WHAT IS BEING ASKED –
From the first line to the last, copy the listing exactly and omit the images.

DATA –
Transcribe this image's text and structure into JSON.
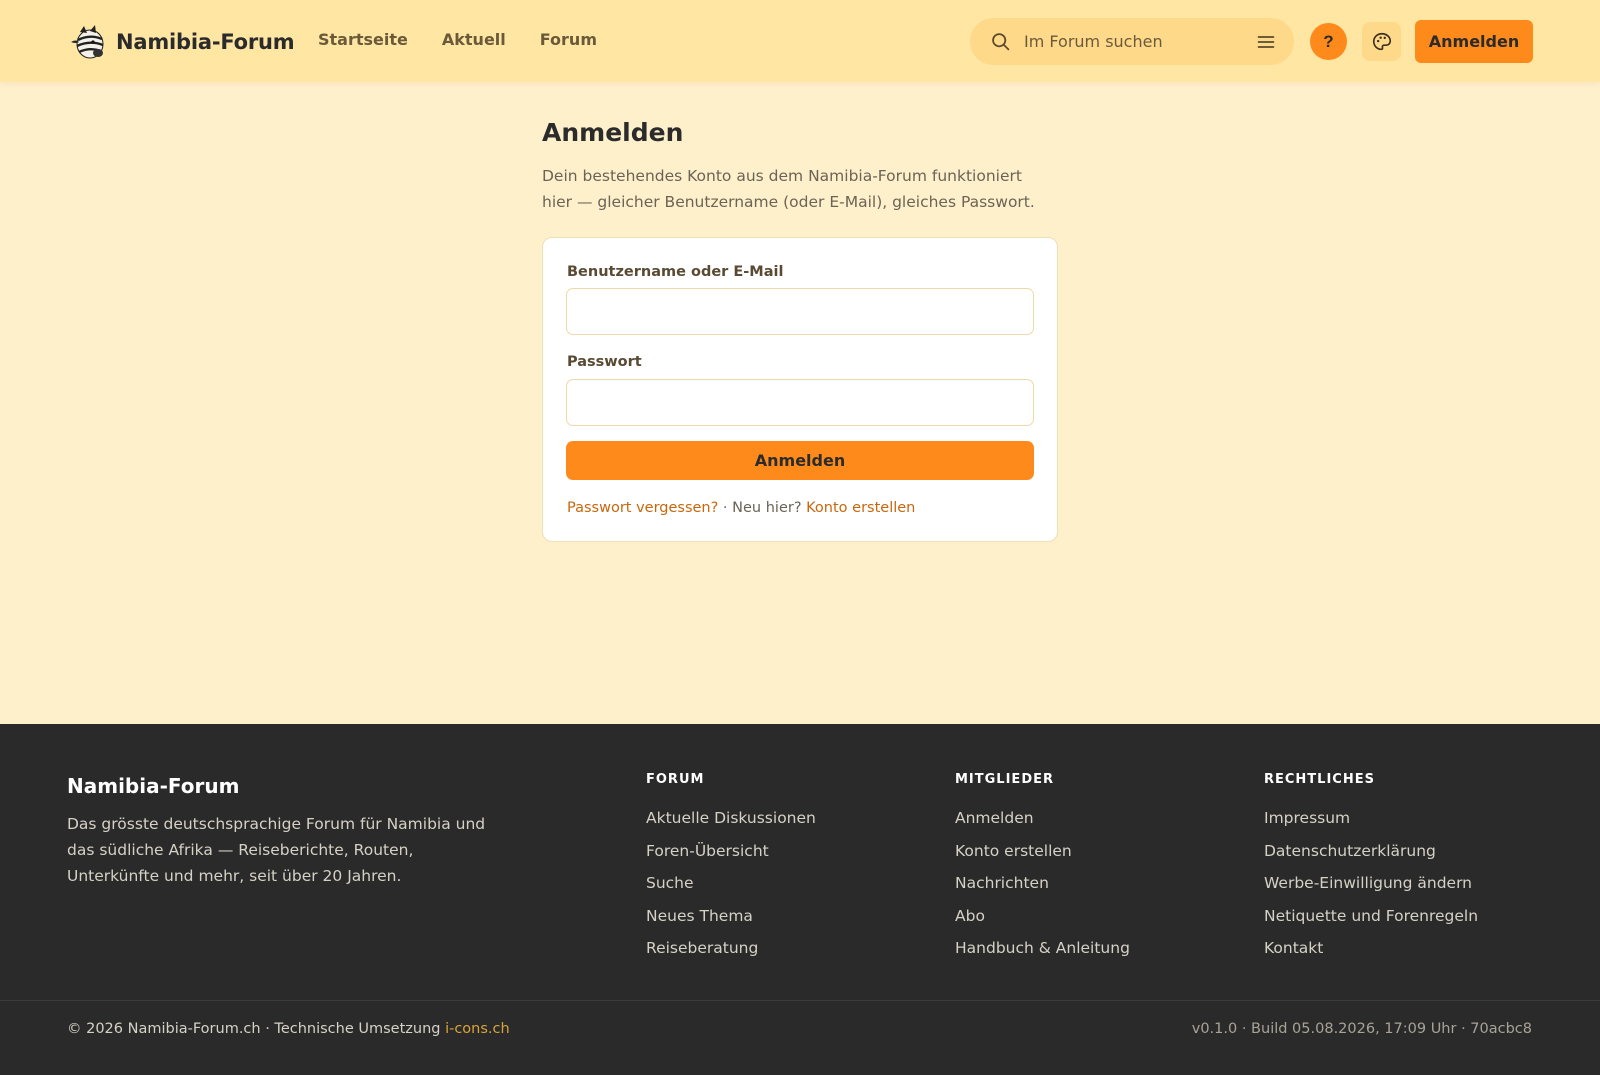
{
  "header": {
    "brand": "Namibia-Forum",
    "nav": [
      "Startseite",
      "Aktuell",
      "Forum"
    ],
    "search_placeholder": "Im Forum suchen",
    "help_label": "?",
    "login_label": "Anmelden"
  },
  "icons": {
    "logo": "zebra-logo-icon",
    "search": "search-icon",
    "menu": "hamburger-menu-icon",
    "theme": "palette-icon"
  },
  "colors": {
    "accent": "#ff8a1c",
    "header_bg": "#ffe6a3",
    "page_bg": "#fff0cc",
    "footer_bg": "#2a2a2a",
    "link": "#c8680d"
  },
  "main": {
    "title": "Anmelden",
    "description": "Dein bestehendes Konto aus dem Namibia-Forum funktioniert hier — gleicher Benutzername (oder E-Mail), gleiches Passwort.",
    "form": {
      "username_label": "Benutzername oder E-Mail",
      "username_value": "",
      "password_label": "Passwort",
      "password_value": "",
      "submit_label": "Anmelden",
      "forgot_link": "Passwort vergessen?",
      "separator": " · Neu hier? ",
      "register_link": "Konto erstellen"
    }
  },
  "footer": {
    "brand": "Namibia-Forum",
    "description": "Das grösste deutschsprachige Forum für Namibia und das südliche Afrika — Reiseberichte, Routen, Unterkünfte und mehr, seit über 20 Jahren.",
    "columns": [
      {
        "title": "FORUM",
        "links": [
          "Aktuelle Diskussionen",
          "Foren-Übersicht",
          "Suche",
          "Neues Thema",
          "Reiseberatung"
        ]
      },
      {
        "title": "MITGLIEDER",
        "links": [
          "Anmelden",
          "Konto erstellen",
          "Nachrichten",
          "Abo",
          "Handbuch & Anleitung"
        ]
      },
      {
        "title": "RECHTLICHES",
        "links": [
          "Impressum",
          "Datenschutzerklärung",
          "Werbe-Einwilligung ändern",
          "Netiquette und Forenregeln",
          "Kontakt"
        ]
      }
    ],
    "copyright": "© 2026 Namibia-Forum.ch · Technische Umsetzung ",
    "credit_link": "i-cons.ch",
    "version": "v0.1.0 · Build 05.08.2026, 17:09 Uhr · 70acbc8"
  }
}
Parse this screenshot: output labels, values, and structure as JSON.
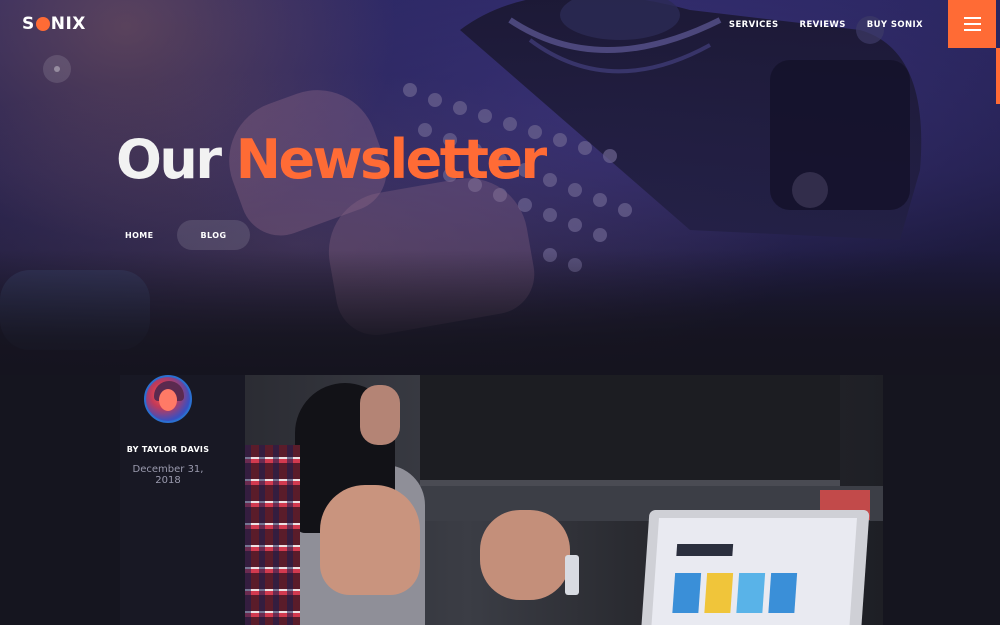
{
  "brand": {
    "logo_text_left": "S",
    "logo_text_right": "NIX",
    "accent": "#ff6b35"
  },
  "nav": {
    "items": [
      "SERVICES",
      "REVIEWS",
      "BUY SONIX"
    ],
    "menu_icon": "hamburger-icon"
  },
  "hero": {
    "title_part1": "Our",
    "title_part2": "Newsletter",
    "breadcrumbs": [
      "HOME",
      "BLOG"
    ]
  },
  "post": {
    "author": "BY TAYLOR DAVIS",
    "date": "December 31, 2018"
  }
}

RESULT –
Transcribe this image's text and structure into JSON.
{
  "header": {
    "brand": "Namibia-Forum",
    "nav": [
      "Startseite",
      "Aktuell",
      "Forum"
    ],
    "search_placeholder": "Im Forum suchen",
    "help_label": "?",
    "login_label": "Anmelden"
  },
  "icons": {
    "logo": "zebra-logo-icon",
    "search": "search-icon",
    "menu": "hamburger-menu-icon",
    "theme": "palette-icon"
  },
  "colors": {
    "accent": "#ff8a1c",
    "header_bg": "#ffe6a3",
    "page_bg": "#fff0cc",
    "footer_bg": "#2a2a2a",
    "link": "#c8680d"
  },
  "main": {
    "title": "Anmelden",
    "description": "Dein bestehendes Konto aus dem Namibia-Forum funktioniert hier — gleicher Benutzername (oder E-Mail), gleiches Passwort.",
    "form": {
      "username_label": "Benutzername oder E-Mail",
      "username_value": "",
      "password_label": "Passwort",
      "password_value": "",
      "submit_label": "Anmelden",
      "forgot_link": "Passwort vergessen?",
      "separator": " · Neu hier? ",
      "register_link": "Konto erstellen"
    }
  },
  "footer": {
    "brand": "Namibia-Forum",
    "description": "Das grösste deutschsprachige Forum für Namibia und das südliche Afrika — Reiseberichte, Routen, Unterkünfte und mehr, seit über 20 Jahren.",
    "columns": [
      {
        "title": "FORUM",
        "links": [
          "Aktuelle Diskussionen",
          "Foren-Übersicht",
          "Suche",
          "Neues Thema",
          "Reiseberatung"
        ]
      },
      {
        "title": "MITGLIEDER",
        "links": [
          "Anmelden",
          "Konto erstellen",
          "Nachrichten",
          "Abo",
          "Handbuch & Anleitung"
        ]
      },
      {
        "title": "RECHTLICHES",
        "links": [
          "Impressum",
          "Datenschutzerklärung",
          "Werbe-Einwilligung ändern",
          "Netiquette und Forenregeln",
          "Kontakt"
        ]
      }
    ],
    "copyright": "© 2026 Namibia-Forum.ch · Technische Umsetzung ",
    "credit_link": "i-cons.ch",
    "version": "v0.1.0 · Build 05.08.2026, 17:09 Uhr · 70acbc8"
  }
}
Parse this screenshot: output labels, values, and structure as JSON.
{
  "brand": {
    "logo_text_left": "S",
    "logo_text_right": "NIX",
    "accent": "#ff6b35"
  },
  "nav": {
    "items": [
      "SERVICES",
      "REVIEWS",
      "BUY SONIX"
    ],
    "menu_icon": "hamburger-icon"
  },
  "hero": {
    "title_part1": "Our",
    "title_part2": "Newsletter",
    "breadcrumbs": [
      "HOME",
      "BLOG"
    ]
  },
  "post": {
    "author": "BY TAYLOR DAVIS",
    "date": "December 31, 2018"
  }
}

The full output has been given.